דרך קיבוץ גלויות

A Prophecy Fulfilled

Zack Rothbart

In the early years of the State of Israel, many things were in short supply: peace, prosperity, food, economic stability, and housing, to name a few. National holidays, on the other hand, were plentiful. At the behest of David Ben-Gurion, new holidays were designed, declared, and commemorated in order to create a shared narrative and identity for the nascent Jewish state and its people. These were all intentionally imbued with deep symbolism — both timeless and timely.

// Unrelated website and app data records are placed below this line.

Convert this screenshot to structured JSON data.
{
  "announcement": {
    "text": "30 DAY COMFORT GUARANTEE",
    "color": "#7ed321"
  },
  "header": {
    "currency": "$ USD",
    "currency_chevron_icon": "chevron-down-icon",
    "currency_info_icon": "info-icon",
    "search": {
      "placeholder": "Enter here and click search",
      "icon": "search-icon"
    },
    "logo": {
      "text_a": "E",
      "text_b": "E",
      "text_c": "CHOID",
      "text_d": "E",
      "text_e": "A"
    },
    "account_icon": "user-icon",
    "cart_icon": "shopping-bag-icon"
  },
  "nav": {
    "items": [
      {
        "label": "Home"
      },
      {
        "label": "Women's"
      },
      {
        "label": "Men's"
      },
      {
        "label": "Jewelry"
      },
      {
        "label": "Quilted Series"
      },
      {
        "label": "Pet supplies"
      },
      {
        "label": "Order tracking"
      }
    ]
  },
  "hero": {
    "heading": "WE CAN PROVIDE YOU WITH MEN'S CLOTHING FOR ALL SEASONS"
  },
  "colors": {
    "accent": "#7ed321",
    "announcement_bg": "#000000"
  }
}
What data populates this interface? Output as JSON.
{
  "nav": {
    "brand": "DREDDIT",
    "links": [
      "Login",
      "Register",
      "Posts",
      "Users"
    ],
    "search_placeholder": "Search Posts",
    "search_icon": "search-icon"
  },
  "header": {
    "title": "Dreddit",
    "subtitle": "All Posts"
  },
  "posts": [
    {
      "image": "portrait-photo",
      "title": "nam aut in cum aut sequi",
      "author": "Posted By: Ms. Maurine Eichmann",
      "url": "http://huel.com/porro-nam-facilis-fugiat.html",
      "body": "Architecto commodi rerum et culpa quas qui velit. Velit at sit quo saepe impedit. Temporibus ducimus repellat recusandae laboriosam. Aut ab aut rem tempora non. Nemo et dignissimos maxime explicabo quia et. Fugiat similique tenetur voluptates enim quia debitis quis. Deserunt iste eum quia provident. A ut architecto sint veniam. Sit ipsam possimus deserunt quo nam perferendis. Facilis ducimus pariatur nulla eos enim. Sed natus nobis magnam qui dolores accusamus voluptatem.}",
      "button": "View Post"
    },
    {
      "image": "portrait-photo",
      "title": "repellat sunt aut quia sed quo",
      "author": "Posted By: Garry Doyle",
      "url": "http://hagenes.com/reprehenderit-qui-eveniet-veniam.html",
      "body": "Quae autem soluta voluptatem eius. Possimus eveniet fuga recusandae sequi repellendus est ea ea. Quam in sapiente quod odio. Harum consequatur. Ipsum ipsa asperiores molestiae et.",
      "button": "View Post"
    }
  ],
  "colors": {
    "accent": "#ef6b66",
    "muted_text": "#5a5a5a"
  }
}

The holidays largely centered around the army, which was then
responsible not only for defense but also for immigrant absorption, educating the masses, and instilling Zionist values. A month after establishing the Israel Defense Forces (IDF), the first such holiday, “Swearing-in Day,” was celebrated. Then came “State Day,” commemorated on the anniversary of Theodor Herzl’s death, followed by “Settlement Day” during the festival of Sukkot, and then, during Hanukkah, “Ingathering of the Exiles Day,” for which the poster appearing here was created.

Designed by artist Yohanan Simon (1905–1976), the poster depicts the new army and the state as centers of gravity for Jews dispersed around the globe, featuring the words: “And they will be brought to us from East to West, a great army to help the nation.” Reverberating with biblical connotations, the line comes from Hebrew poet laureate Haim Nahman Bialik’s poem “For the Volunteers of the Nation,” a famous poem known for its allegorical references to the Maccabees. All of these elements shaped a message aimed at Israel’s citizens, imploring them to accept and honor the hundreds of thousands of new immigrants, many of them already soldiers, who had arrived within just a few short months.

While these early holidays may now be largely forgotten, they helped develop a national ethos upon which the young State of Israel could build despite all that was lacking.